Instructions to follow
How many lines of the entries hold the string "subtitle"? Reply with the number alone.

"""

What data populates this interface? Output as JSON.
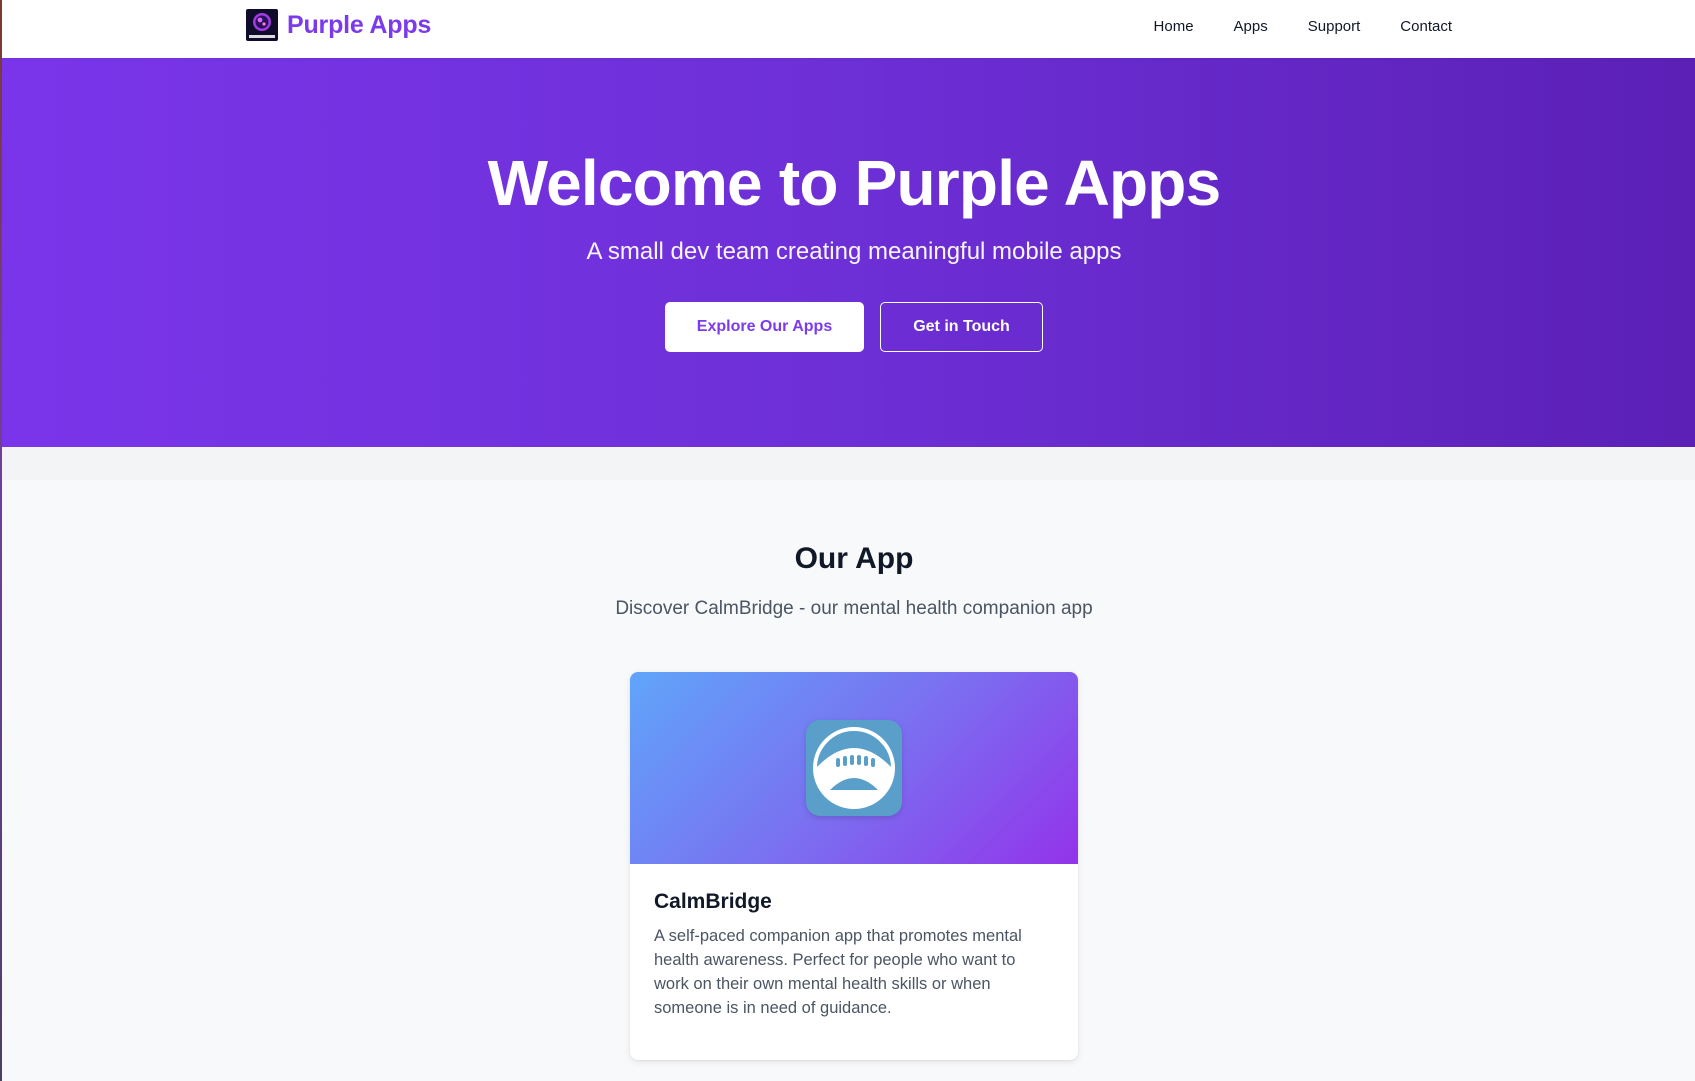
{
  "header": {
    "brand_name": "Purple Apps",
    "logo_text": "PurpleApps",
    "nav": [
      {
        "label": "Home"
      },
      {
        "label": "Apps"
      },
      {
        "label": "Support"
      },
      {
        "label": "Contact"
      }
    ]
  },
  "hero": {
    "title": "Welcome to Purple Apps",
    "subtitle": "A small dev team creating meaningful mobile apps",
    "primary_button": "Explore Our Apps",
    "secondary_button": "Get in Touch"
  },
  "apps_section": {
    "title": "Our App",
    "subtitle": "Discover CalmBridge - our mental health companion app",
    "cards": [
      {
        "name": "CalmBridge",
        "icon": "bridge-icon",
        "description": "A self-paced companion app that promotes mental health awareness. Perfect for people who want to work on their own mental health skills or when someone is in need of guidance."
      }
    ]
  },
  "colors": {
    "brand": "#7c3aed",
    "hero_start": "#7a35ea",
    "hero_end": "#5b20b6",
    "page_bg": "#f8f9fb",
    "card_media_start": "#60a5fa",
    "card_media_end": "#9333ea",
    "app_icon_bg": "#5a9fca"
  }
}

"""

Expected output
2